However, the simple fact that a ‘popular’ movie is mentioned in the classroom, and that moreover a teacher shows interest in that film, prompts the students to pause and reflect on their experience. For instance, one film that my students had seen and felt I should not see was Kuch Kuch Hota Hai (Something Happens, 1998). Within a few hours of my showing interest in the film, one student, in particular, woke up to the fact that what she liked in the film is that it was a strong yet modest affirmation of the Indian cultural identity. That was an experience which would have remained dormant in the mind of that student if she had not been able to name it.

While a film like Raja Harishchandra was rooted in the Indian dramatic tradition of that time (1913), ever since the fading out of the Sanskritic theater around the year 1,000, that dramatic tradition has continued to inform the performing arts of India largely through the folk theater of at least eight linguistic regions of the country. Thus that tradition continued to spread and develop with various cultural qualities.[5] But the core of the tradition remained the same.Thus, one has to be attentive to that core of a typically Indian culture, while remaining sensitive to the various  connotations it takes across the country over time. That double requirement makes the study of film in India the more fascinating and at the same time to more important. For, if that core dramatic culture should be wiped out under the coercive pressure of globalization, it would be a great loss for India and even for the world.

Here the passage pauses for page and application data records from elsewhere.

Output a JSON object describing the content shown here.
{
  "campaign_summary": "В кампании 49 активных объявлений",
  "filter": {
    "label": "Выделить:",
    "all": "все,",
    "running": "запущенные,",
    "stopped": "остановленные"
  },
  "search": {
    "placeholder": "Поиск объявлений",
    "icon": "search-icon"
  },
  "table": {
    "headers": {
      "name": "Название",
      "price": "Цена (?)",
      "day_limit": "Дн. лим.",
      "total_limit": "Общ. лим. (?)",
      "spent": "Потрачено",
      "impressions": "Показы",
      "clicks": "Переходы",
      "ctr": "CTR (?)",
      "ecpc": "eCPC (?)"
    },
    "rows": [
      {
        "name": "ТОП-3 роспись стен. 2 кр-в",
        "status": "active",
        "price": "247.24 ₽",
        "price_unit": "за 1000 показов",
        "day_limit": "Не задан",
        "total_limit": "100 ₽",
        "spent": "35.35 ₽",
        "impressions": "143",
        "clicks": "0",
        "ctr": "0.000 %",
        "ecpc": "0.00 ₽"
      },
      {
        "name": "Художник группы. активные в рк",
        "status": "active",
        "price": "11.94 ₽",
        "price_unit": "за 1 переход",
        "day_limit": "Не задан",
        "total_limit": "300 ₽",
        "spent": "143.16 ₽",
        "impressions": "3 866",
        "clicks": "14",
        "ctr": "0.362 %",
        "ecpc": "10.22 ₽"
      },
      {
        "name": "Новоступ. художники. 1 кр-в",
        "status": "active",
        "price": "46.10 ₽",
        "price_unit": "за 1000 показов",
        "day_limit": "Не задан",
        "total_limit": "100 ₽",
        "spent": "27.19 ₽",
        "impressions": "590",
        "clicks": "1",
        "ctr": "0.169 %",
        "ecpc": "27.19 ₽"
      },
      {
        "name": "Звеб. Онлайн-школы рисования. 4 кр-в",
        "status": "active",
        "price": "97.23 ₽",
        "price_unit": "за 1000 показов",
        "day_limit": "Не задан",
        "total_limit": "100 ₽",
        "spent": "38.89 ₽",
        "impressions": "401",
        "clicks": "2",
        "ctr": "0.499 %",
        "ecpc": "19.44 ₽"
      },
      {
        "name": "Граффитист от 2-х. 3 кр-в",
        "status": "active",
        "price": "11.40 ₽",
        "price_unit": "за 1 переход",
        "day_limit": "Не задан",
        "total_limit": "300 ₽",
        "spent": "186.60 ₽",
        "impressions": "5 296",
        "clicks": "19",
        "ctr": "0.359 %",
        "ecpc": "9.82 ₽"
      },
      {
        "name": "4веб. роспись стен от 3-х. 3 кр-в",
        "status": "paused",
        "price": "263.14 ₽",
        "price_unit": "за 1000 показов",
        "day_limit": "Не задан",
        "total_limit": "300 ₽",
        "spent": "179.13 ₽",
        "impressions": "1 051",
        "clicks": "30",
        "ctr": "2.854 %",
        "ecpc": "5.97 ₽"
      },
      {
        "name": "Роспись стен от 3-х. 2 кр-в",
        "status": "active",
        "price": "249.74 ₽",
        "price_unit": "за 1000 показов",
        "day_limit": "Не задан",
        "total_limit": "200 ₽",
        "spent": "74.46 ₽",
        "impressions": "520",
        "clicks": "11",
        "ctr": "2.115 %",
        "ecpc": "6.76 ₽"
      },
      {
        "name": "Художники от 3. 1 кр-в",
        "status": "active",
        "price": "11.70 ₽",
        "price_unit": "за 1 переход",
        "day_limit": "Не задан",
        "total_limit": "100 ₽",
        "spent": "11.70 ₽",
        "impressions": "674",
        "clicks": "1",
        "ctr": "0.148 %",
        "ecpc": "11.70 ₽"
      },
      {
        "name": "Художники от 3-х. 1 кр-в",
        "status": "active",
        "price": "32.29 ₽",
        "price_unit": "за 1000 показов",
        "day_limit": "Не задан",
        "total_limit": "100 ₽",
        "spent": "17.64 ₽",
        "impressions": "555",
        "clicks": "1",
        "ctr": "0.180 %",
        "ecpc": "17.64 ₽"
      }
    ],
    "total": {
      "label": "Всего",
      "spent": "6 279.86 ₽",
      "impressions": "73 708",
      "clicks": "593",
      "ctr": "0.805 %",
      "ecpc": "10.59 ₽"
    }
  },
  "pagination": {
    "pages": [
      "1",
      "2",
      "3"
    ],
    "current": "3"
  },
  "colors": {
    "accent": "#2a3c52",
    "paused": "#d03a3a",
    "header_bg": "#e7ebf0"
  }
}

Entering the cave of the heart

As I mentioned already, in the night before I travelled to India I saw Satyajit Ray’s entire Apu trilogy in one sitting.  The trilogy attuned me to the Indian culture with the ‘song of the little road’ (Pather Panchali) in my mind. The journey in India itself progressed along with the Ray films until I saw his last film, Agantuk, and understood that a film or movie is experienced in the viewer’s heart. Cinema awakes the caveman in each of us. Very significantly Ray’s last film shows us the famous bison that was painted in a cave some fifteen thousand years ago. In Agantuk the actor Utpal Dutt gives a human face to the antique bison.

Thus, cinema at its best  − or should I say watching a movie at its best? − is to enter the cave of one’s heart and contemplate the images some cave men − old or new − have created on the walls of the cave.


[1] The word ‘beautiful’ here is the equivalent of the Bengali word ‘sundar’, one of the most typically Bengali words that I know.

[2] I have dealt with this subject in my book The Ways of Film Studies. Film Theory and the Interpretation of Films. With an essay on Freud by Dr. Somnath Zutshi. Delhi, Ajanta Publications, 1992. Chapter One, part 3. What is a film? (pp.7-10)

[3] The Greek word ‘theorein’ means to see, to have a vision, hence the English word ‘theory’.


[4] I borrow the expression applied to Argentina, his own country, by filmmaker Fernando E. Solanas (1936-1988). The very title of his film La Hora de los Hornos (The Hour of the Furnaces, 1968) reminds me of Sholay.

[5] See my book The Indian Film theory, Chapter 3, Part 5, From the Natyasastra to Sholay. Also Dissanayake, Wimal, and Sahai, Malti: Sholay, a cultural reading, Wiley Eastern, 1992, pp. 118-119





Father Gaston Roberge, SJ is a Quebecer living in Kolkata for nearly fifty years. He teaches at St. Xavier's College, Kolkata in the Film Department. His avid interest in Indian cinema and cinema in general has led him to publish several significant books on media and cinema. Fr. Roberge is the founder of Chitrabani – the only independent film library in Kolkata. He has authored several books and contributed many articles to different publications on cinema.